Yet Karl is just one man against battalions of fully armed adversaries. To even out the scales, Karl can enter bullet time, or empty his lungs as it were. This method of exhaling heightens his senses for mere seconds, pinpointing the exact destination of his next shot, though the meter relies on Karl's heart rate. Constant sprinting keeps his beats per minute in the upper 90s until he rests. Likewise, absorbing too much enemy fire will slowly drain the meter, encouraging deliberate patience over senseless engagement.
Sergei regretted the day he forgot to wear his bifocals.
The entirety of the campaign can be played cooperatively. Nothing says friendly competition more than a game of “Pop Go The Testicles.” Kill Tally emulates the basic Horde mode structure of wave-based survival for those that can't get enough headshotting action solo, but not even Bombing Run or Overwatch feel varied enough to justify the play time. Bombing Run requires players to assemble their escape vehicle – a tank in this case. Coordinating efforts resulted in fewer deaths yet no less irritation. Hostiles spawn with each part collected, breathing down your neck. Your character may have regenerating health, although he is no bullet sponge. Getting caught with your pants down follows with the joy of restarting the mission. Overwatch differs slightly. One player runs ground interference, disabling gun batteries or stealing intel and such while the other (hopefully) provides firing support from a sniper's nest.

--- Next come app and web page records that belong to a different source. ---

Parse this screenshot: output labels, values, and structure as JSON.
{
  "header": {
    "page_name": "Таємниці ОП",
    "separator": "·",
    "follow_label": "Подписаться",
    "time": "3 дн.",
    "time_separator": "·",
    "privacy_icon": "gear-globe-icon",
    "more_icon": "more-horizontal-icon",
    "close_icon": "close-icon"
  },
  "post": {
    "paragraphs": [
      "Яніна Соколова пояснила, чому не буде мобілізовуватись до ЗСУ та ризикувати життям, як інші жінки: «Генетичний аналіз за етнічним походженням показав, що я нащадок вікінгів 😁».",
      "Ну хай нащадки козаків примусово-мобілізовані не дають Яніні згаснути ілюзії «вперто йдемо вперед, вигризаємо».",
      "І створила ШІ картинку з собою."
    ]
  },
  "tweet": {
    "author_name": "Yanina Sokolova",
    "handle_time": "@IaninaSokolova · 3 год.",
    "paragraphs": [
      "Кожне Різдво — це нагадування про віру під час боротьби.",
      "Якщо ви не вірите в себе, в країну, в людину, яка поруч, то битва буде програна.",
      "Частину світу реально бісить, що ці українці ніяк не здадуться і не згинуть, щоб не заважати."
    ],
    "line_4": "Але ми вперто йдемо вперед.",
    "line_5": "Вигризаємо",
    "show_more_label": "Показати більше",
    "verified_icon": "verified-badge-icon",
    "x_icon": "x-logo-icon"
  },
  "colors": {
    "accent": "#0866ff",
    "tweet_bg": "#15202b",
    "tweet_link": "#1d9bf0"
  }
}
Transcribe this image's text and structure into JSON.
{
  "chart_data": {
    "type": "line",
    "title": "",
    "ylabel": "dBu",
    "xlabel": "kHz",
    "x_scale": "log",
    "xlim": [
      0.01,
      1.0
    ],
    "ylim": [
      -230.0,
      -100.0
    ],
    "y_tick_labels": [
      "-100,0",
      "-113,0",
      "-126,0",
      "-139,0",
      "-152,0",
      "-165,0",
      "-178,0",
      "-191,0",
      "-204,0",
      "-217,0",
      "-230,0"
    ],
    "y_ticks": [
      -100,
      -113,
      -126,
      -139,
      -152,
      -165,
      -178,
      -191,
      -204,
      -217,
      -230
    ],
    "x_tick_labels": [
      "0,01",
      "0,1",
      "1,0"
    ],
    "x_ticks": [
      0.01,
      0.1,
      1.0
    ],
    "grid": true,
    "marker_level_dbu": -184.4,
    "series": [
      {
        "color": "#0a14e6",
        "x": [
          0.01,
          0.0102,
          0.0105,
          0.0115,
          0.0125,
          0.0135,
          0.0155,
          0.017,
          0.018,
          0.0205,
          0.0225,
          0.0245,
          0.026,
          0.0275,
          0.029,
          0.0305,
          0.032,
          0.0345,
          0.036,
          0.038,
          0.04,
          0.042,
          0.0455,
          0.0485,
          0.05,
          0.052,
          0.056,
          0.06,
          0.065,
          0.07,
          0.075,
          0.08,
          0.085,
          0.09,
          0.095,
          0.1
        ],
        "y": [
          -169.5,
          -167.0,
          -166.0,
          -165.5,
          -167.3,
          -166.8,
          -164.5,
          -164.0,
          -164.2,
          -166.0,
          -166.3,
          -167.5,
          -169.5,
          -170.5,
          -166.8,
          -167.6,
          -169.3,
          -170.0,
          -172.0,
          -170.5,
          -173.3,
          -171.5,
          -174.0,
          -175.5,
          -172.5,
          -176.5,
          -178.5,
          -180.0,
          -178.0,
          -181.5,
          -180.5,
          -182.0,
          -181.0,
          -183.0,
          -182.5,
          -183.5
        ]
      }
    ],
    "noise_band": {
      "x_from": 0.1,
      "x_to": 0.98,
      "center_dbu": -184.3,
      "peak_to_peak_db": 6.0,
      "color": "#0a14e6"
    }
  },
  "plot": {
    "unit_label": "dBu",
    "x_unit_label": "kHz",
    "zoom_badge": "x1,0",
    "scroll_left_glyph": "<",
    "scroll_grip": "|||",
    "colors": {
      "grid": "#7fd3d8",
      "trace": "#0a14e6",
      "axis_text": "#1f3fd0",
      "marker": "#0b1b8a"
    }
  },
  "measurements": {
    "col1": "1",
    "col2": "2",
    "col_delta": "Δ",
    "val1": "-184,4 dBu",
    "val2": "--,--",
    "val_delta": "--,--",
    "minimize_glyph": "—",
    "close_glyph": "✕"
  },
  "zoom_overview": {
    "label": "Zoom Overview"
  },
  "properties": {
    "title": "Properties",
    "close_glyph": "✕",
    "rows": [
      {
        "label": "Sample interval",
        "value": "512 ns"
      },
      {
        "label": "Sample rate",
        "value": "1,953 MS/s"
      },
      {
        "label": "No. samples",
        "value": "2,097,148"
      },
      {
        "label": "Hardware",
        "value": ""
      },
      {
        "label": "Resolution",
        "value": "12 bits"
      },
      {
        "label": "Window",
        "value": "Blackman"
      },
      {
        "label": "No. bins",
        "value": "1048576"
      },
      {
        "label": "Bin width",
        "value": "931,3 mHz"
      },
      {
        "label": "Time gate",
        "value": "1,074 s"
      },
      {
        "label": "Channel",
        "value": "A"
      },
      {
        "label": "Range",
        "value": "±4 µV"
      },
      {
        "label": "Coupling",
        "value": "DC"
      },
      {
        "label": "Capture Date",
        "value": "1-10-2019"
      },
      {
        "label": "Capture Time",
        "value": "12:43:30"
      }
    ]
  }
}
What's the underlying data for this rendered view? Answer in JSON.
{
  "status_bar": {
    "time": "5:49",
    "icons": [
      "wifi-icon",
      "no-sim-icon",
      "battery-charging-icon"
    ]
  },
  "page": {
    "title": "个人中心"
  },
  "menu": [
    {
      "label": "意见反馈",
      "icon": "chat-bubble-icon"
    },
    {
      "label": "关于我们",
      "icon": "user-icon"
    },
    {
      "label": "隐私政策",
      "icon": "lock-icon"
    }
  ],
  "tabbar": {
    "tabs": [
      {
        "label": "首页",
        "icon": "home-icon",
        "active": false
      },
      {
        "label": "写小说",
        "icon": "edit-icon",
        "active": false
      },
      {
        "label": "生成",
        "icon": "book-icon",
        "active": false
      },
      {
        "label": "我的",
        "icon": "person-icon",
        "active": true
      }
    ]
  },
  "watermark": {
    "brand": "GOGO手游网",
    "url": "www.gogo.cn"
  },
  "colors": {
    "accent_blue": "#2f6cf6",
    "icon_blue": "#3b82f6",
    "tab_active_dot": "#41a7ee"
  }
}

Multiplayer contains all the excitement of baiting others into a trap with the frustration of lag. Lying paralyzed in prone, waiting for my prey to crawl into the crossfire, and timing the lead just to witness the bullet pass through his intangible hide produced foul utterances from my lips. But Sniper Elite V2 offers competition for the more hardcore player. That means no minimap or distinguishable HUD. Just you, your allies, and your assailants set loose in a concrete jungle.
Difficulty rarely scales with the inclusion of an extra protagonist.
While Deathmatch and Team Deathmatch are present for shooter stalwarts, my attention turned to the Distance King and Team Distance King modes. Rather than focus solely on the kill-or-be-killed aspect, DK and TDK ask contestants to accumulate the designated bullet kill distance with each successful shot. There is a degree of strategy involved. Do you squeeze the trigger for a guaranteed hit on sight? Preferably, do you steady your hand and wait for your target to retreat, ensuring your team gains an extra fifty meters on the scoreboard?
At its core, Sniper Elite V2 feels like a 3D shooting gallery – a bloody, gore-glorifying shooting gallery. Loading a man's body cavities with bullets provided minutes of initial enjoyment until I learned the lethality of headshots (enemies only drop after two rounds to the chest). Furthermore, the game is far too conservative with X-ray animations other than headshots, though I still cheered with every new trick shot discovered. The open levels and stealth options also demonstrate fresh ways to approach objectives, solo or co-op, and multiplayer offers brief respites with much trial and error, but the otherwise ordinary gameplay makes for a disappointingly shallow experience.
Publisher: 505 Games
Release Date: May 1, 2012
Number of Players: 1 (Campaign), 2 (Cooperative), 2-12 (Multiplayer)
Platforms: PC (Reviewed), Xbox 360, PlayStation 3